Byline: NICK PAPPS in Melbourne
WITH a simple hug Graham Beveridge's wife and daughter were united in their tragic loss at the Melbourne Grand Prix track yesterday.
Just metres from where the volunteer marshal was killed on Sunday, his wife of 26 years, Karen, and daughter Kelly, 19, held each other and cried.
Minutes earlier they stopped to place flowers by the steel barrier where a tyre ripped through the fence and broke their hearts.
For more than half an hour late yesterday Kelly and Karen walked along the track, near Albert St, holding each other for support as a race official quietly explained what went wrong.

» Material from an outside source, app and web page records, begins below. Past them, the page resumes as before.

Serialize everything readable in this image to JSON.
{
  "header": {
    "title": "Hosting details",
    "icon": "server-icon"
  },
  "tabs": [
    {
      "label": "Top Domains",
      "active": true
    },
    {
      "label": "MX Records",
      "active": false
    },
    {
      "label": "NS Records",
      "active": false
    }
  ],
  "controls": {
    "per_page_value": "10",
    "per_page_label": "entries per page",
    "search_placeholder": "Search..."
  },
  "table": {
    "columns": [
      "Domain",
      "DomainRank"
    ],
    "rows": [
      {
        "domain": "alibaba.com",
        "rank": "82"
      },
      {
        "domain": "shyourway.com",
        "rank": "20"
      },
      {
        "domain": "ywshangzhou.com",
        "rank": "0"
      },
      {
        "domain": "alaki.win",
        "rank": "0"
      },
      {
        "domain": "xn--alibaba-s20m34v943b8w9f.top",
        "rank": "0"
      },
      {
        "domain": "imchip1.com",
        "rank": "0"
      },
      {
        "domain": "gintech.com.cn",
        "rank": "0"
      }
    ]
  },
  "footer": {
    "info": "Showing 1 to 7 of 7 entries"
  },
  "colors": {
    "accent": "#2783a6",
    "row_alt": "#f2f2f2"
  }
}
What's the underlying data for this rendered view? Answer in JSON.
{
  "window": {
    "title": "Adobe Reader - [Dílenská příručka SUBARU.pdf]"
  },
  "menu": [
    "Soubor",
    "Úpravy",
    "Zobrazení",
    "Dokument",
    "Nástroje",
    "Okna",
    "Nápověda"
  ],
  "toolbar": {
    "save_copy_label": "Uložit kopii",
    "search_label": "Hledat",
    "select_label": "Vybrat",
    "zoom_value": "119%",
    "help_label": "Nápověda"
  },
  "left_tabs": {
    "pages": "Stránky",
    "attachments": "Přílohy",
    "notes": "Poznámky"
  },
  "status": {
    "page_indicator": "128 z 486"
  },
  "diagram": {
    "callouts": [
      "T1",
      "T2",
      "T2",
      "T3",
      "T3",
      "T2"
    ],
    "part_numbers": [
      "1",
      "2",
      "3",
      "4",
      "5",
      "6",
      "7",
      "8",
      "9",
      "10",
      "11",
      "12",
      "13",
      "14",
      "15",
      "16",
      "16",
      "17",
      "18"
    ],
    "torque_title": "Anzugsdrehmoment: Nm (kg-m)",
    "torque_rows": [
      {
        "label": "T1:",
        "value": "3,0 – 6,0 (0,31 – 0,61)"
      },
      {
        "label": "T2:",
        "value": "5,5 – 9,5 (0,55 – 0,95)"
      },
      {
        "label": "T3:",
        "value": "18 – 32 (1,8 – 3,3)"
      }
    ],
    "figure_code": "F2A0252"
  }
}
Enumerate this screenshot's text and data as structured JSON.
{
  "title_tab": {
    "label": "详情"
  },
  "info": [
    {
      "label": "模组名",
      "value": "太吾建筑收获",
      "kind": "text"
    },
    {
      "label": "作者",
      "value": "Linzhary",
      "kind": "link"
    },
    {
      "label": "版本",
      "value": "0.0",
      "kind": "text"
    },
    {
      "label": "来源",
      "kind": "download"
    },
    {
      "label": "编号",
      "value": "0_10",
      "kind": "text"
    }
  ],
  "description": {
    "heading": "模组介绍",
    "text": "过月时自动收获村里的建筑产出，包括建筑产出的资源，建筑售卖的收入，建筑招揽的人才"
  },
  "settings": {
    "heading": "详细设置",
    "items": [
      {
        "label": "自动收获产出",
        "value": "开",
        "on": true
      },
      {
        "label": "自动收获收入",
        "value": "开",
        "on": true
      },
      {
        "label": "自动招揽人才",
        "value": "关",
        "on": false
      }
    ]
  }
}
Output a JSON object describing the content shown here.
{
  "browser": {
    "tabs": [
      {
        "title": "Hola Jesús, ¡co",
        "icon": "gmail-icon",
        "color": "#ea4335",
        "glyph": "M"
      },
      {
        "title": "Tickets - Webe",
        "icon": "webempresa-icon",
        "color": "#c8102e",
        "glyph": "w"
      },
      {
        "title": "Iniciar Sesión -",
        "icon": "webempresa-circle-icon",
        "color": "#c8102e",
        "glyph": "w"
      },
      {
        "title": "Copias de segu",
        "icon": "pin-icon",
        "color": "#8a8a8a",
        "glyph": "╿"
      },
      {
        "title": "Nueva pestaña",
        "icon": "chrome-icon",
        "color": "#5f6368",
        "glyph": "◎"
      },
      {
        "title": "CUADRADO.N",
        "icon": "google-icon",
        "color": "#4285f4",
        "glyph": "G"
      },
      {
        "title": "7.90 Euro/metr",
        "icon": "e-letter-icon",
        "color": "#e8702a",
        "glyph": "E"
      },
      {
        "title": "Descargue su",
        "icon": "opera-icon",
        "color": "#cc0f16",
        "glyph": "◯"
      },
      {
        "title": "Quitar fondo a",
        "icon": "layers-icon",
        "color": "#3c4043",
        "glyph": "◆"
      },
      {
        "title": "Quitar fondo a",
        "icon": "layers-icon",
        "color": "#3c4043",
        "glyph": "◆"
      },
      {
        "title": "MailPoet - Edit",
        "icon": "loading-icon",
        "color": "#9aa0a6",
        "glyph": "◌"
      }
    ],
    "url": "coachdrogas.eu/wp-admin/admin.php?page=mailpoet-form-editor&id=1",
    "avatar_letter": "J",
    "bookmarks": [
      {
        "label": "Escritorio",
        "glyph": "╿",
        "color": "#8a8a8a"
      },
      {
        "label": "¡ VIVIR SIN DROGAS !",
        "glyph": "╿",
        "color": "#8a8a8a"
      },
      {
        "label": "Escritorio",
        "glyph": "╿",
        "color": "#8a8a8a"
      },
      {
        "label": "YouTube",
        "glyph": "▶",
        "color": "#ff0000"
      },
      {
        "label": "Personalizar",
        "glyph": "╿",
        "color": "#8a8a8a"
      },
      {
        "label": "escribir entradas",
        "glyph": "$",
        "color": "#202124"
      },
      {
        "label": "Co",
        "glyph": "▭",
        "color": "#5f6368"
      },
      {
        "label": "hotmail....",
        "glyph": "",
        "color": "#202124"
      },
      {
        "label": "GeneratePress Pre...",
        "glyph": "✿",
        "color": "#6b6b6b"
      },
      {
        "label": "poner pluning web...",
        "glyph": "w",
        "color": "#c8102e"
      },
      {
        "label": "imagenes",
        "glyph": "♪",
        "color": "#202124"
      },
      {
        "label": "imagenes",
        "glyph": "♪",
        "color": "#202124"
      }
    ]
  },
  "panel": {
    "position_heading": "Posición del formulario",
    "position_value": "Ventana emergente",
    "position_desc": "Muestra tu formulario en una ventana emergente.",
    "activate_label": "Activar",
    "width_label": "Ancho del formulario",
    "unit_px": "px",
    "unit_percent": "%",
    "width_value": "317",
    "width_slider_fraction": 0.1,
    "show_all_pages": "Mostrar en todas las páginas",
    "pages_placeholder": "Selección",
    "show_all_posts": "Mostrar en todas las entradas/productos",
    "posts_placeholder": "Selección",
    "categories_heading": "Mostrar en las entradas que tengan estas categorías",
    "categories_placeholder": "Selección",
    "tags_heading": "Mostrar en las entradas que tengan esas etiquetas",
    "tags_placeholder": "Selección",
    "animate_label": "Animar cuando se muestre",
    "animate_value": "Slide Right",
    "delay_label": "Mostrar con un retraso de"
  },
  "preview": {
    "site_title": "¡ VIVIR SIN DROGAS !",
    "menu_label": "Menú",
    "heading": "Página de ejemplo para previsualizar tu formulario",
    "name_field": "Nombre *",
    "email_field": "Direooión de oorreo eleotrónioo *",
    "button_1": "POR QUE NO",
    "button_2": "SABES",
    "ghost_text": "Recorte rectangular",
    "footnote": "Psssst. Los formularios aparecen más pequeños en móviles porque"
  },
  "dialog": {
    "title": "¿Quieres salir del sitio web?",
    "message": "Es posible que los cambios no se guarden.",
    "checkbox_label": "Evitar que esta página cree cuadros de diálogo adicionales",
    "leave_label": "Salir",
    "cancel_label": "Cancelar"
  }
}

Their silent visit ended a frantic day following the Grand Prix tragedy in which a tyre flew off Jacques Villeneuve's Formula One car and killed Mr Beveridge, a father of three.
Last night, Karen Beveridge spoke about her husband's death. ``He went doing what he loved,'' she said.
``He knew the dangers of the sport and was passionate about racing.''
Mrs Beveridge said her husband's ``passion as a trackside official was second only to his love of his family,''
Meanwhile, in other developments yesterday:
JACQUES Villeneuve tried desperately to contact the Beveridge family so that he could express his sadness over the death.
POLICE impounded Villeneuve's car for examination in a coronial Inquiry.
GRAND Prix chiefs defended track safety.
FORMULA One drivers Jacques Villeneuve and Ralf Schumacher were questioned by officials over the death.
TRIBUTES flowed for Mr Beveridge from racing officials across Australia.
Graham Beveridge died just five laps into Sunday's race. He had been manning turn three at the track, when Jacques Villeneuve's car was involved in a collision with Ralf Schumacher and was catapulted along the track at 300km/h severing a tyre which hit and killed Mr Beveridge.
Yesterday, Mr Peter Hansen, the head of Australia's peak motorsport organisation CAMS, said Villeneuve tried unsuccessfully to contact Mrs Beveridge.
``He tried this morning but she was on her way down here,'' Mr Hansen said.
``He has passed on his sincere condolences.
``Everybody is upset.''
Mr Hansen said Mr Beveridge, from Bundaberg in North Queensland, had worked at several Grand Prix races and other races across Australia.
In Melbourne he had been responsible for removing debris from the track and any cars that had stopped.
Mr Hansen said Mr Beveridge was a very dedicated marshal. ``He had a passionate love for motorsport,'' he said.
Mr Hansen also defended the decision to keep the race going after Mr Beveridge died.
He said race officials knew about the dangers.
``It's their wish always that the show must go on,'' he said.
Mrs Beveridge flew into Melbourne yesterday afternoon to be with Karen who had been at the track with her boyfriend when the accident happened.
Earlier, Grand Prix chairman Ron Walker said Mr Beveridge's death was not released during the race, on the family's request.
``We are very sad for his family,'' Mr Walker said.
* PAGE 67: Track safety `not to blame'